• Exercise objective: Copy each line below that has "this".

• Records:

---

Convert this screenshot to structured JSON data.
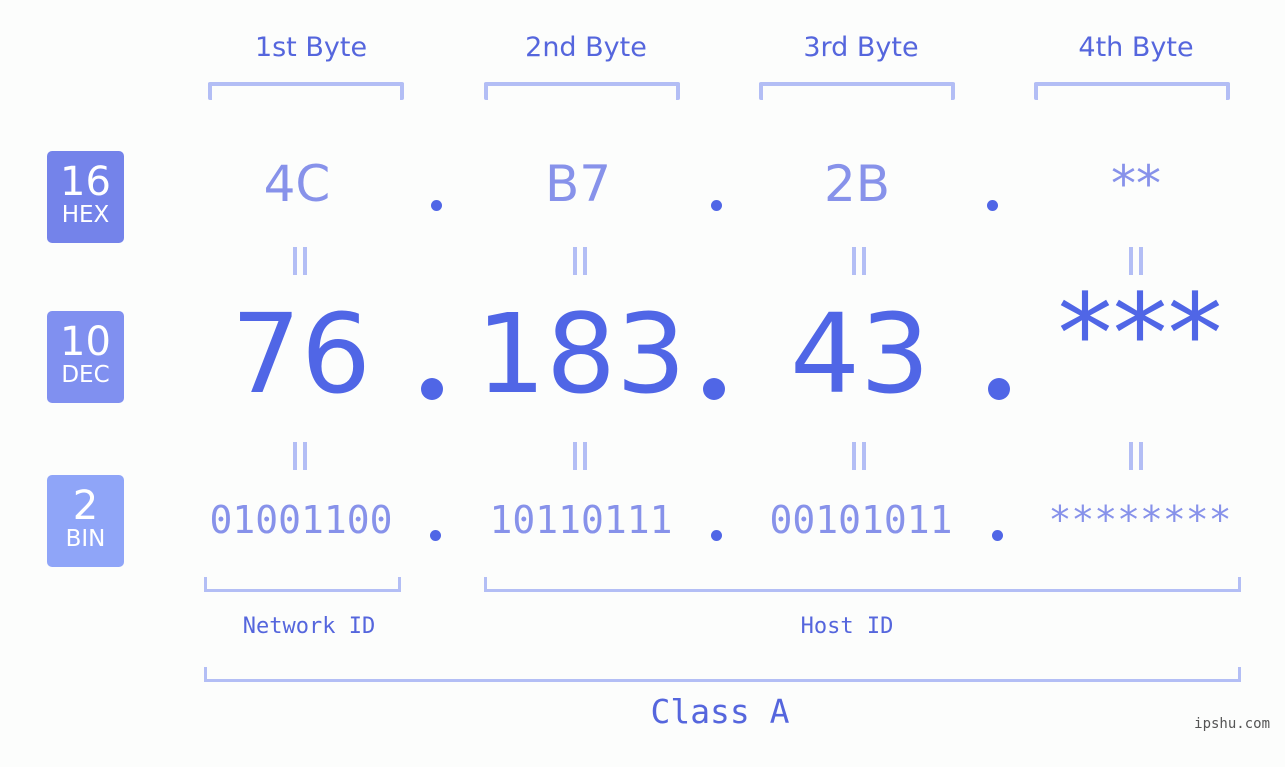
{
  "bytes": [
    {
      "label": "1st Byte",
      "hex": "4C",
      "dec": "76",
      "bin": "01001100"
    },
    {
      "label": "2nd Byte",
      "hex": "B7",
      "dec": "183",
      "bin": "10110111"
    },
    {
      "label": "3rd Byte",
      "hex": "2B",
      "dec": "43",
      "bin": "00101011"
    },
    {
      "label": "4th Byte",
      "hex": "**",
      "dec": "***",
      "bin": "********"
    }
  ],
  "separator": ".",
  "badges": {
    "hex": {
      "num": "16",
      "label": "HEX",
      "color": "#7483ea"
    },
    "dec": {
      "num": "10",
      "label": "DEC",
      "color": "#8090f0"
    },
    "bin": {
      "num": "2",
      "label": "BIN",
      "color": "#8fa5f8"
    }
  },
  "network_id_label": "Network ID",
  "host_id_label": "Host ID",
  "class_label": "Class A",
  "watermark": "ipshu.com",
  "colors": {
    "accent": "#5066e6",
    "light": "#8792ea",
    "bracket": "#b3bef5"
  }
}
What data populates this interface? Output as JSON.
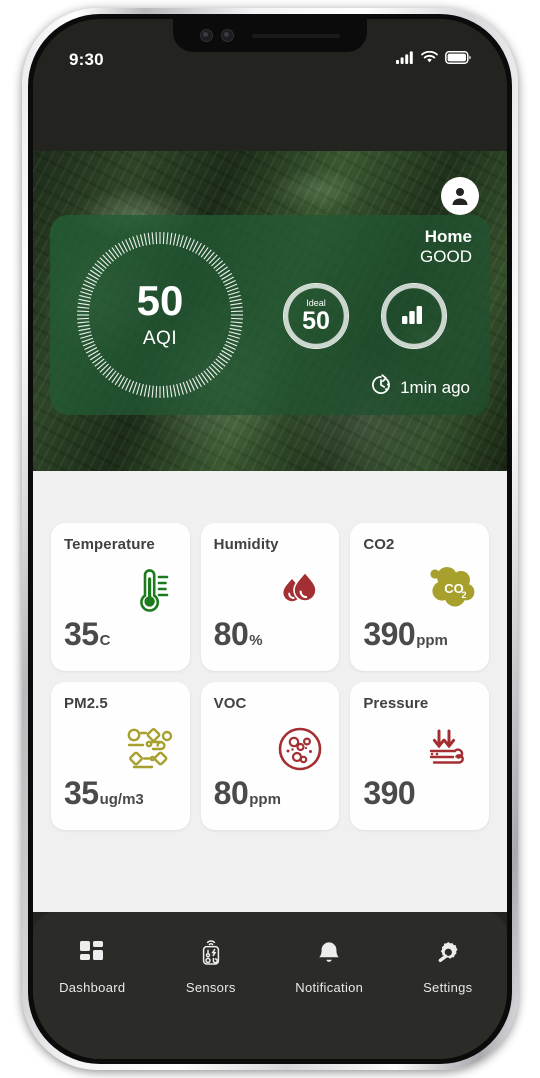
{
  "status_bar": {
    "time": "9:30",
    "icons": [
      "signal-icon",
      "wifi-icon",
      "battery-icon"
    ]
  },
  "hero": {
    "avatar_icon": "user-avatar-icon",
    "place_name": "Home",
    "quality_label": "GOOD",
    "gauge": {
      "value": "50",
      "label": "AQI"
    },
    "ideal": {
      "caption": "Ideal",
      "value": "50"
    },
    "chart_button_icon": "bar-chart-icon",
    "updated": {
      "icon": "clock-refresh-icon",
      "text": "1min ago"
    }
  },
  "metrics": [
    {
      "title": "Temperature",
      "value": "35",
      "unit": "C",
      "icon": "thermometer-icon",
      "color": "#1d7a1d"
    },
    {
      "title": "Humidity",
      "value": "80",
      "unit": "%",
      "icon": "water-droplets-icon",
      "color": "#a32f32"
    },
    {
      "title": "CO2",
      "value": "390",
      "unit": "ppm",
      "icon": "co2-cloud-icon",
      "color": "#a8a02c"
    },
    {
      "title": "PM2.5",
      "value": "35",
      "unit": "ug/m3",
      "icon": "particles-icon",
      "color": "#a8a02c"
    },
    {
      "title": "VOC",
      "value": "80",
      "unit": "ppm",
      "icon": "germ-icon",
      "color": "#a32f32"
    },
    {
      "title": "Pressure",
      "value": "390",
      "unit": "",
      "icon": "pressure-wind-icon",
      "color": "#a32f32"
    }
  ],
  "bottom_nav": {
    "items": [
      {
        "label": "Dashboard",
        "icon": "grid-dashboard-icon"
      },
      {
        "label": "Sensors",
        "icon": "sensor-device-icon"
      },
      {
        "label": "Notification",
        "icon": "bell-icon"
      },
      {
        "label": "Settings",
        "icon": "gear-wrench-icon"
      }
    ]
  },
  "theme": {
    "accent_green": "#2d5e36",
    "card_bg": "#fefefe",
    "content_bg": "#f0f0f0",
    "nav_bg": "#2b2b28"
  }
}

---

• Written solution:
Convert this screenshot to structured JSON data.
What data populates this interface? Output as JSON.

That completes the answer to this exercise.